The respite gained from the release from pressure on global warming and from declining populations will be a help towards patient and systematic research in new forms of non-carbon energy so as to be able to conserve oil and natural gas for use exclusively for shipping, aviation and warfare. Other areas of research necessary for ensuring a healthy environmental future beyond the present century must be genetic engineering for food production so that the area needed for food production as well as the use of fertilisers and pesticides can be reduced, and molecular biology, stem cell and genetics so that cancer, Alzheimer's and Parkinson's can be eliminated and the aging process delayed. Resources saved from the closure of humanitarian assistance, of research for curing tropical infectious and parasitic diseases and of research and related activities connected with global warming--a necessary consequence of the policy of inaction on global warming--can be diverted to research in the sciences and technologies of the future. Once the world is firmly set on this new path of a reduced population other problems of the environment can in time take care of themselves. The rate of regeneration of the earth's resources will in time also become higher than that of depletion. And once the population of the world has come down to three billion, the task of regulating it according to the demands of the market can be left to professional managers who will no doubt supplement their dependence on natural processes with the use of in vitro fertilisation, human cloning and other techniques yet to be invented.

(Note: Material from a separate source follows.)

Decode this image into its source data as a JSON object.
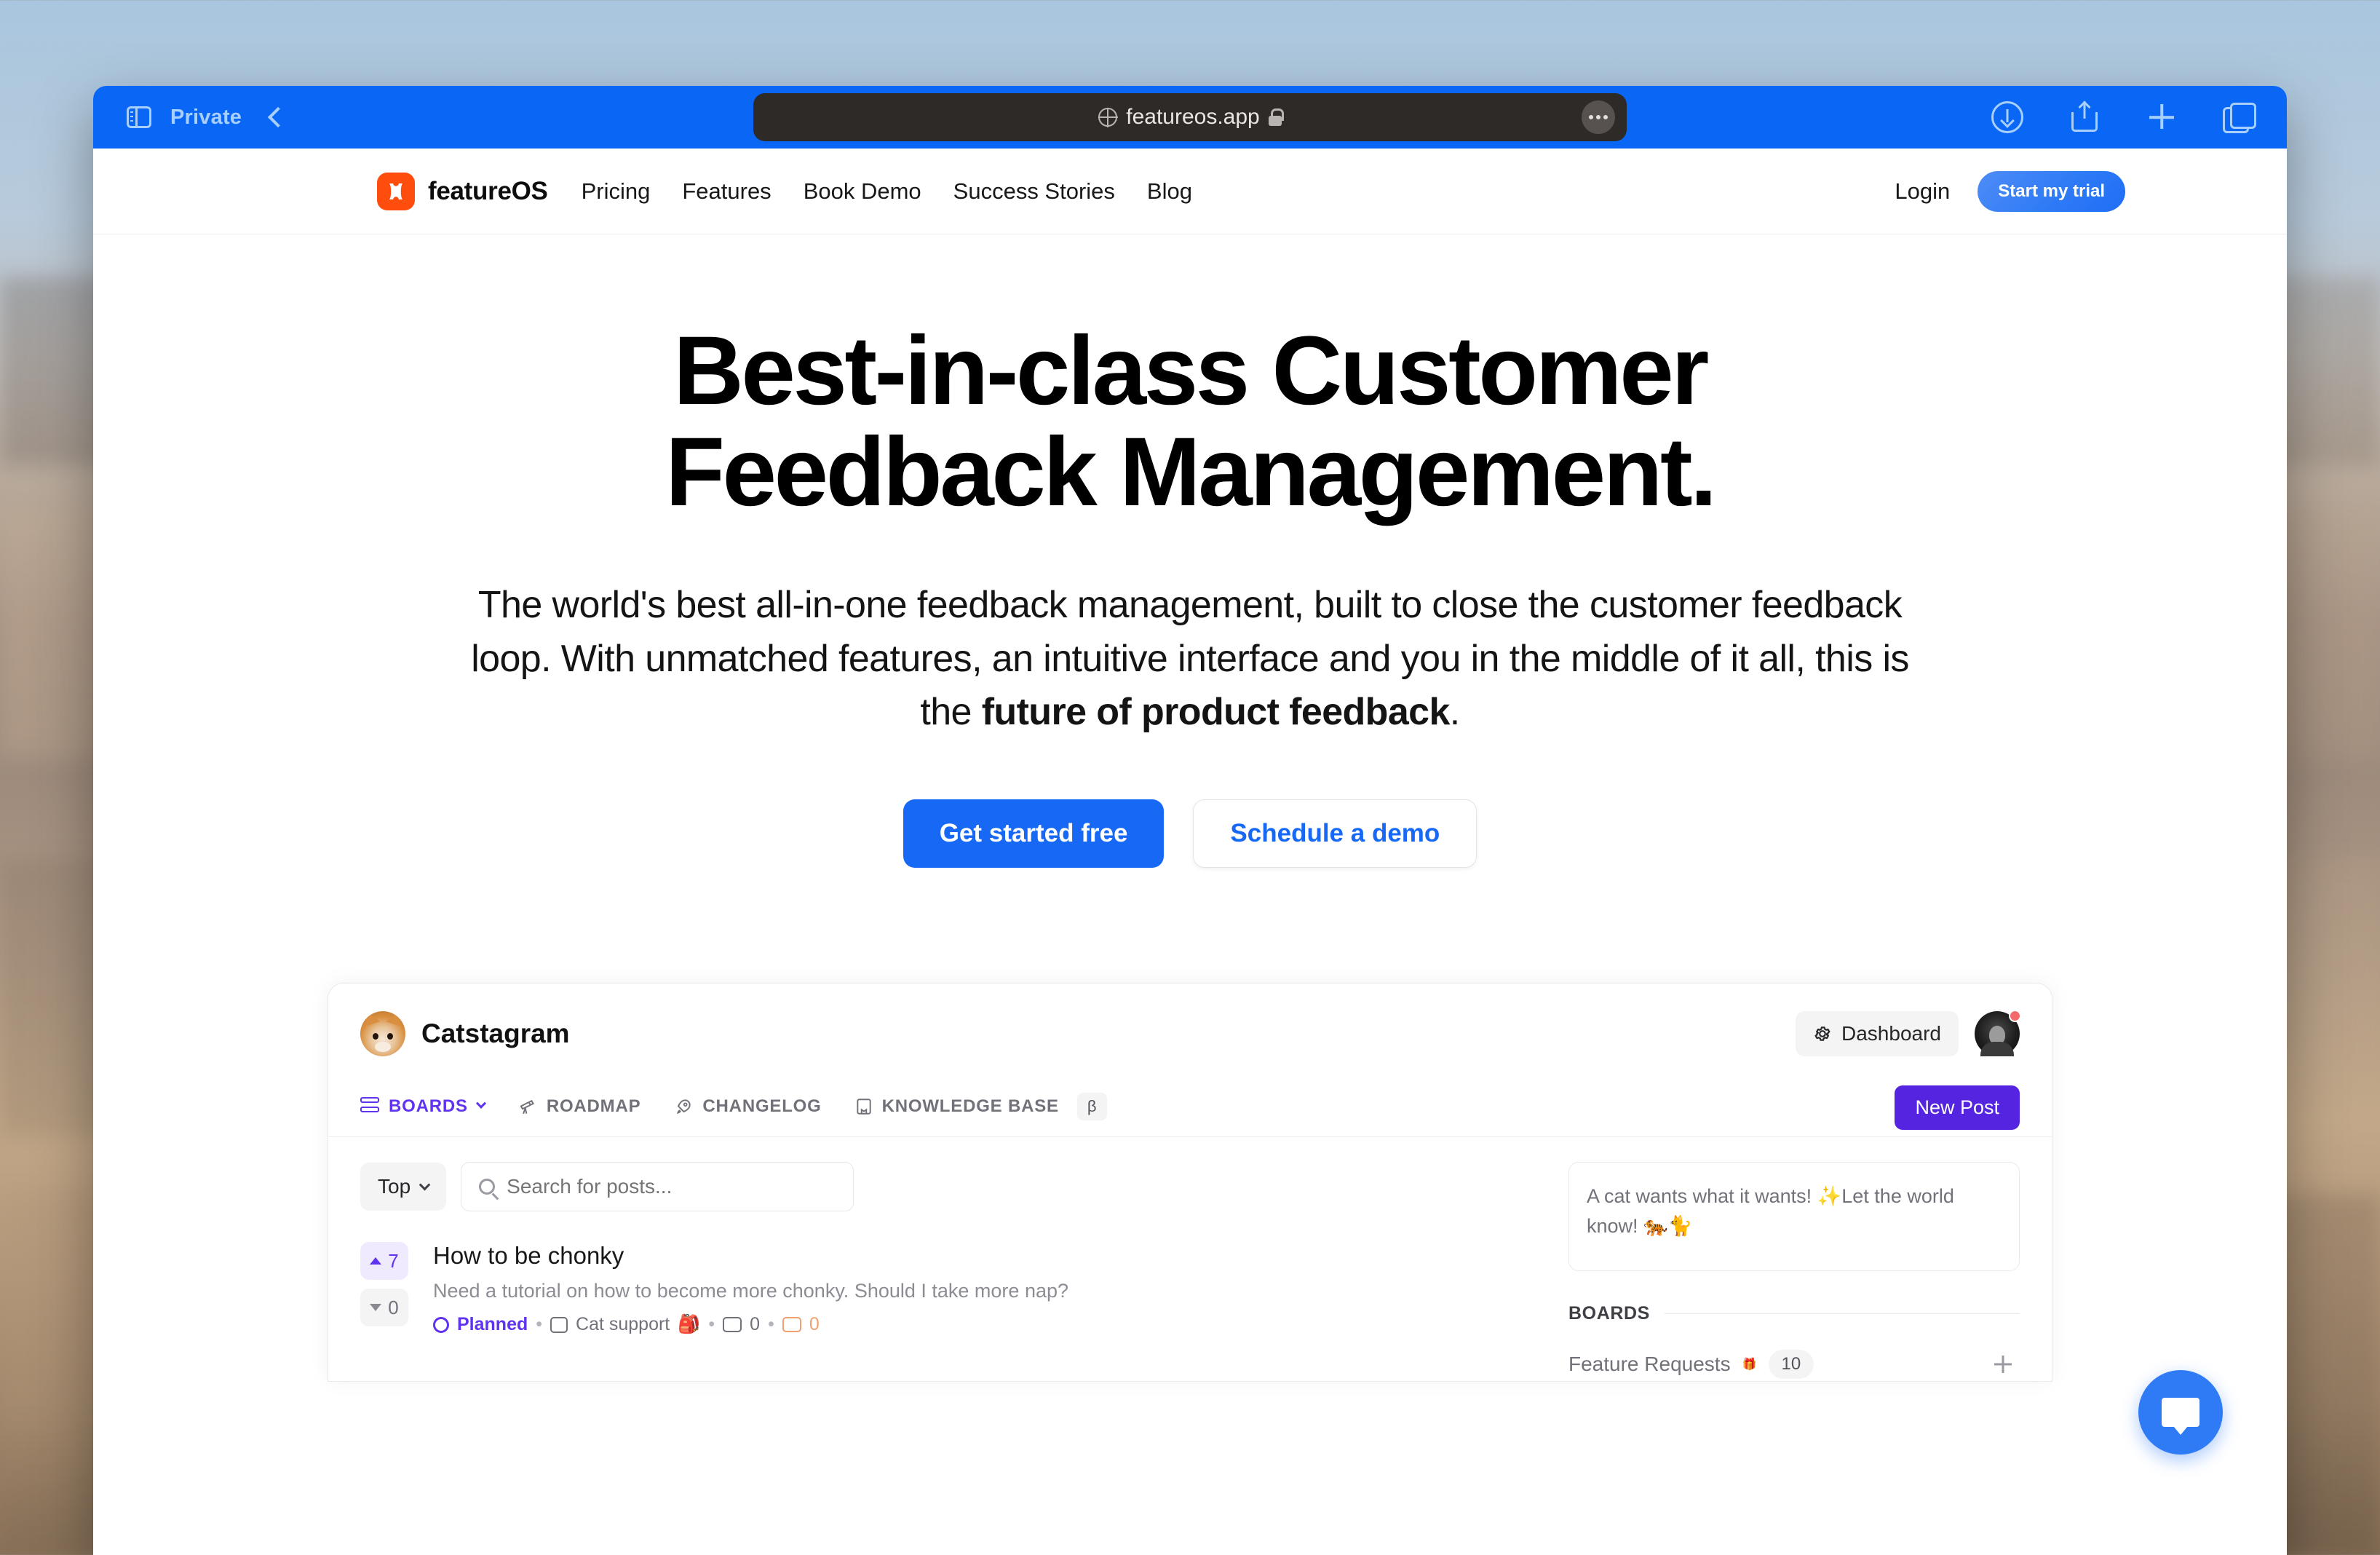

It follows from this proposal about inaction that the best recommendation for the Copenhagen Conference will be that it decide to do nothing about global warming. It can in addition decide to halt all further research into the causes of global warming in particular and of environmental degradation in general. It can very usefully decide to wind up UNEP and finally declare that the Copenhagen Conference will be the last of its kind. For environmental activists, including the heir apparent to the British throne, who will be invited to give up their campaigns, there will never be a shortage of other causes to champion.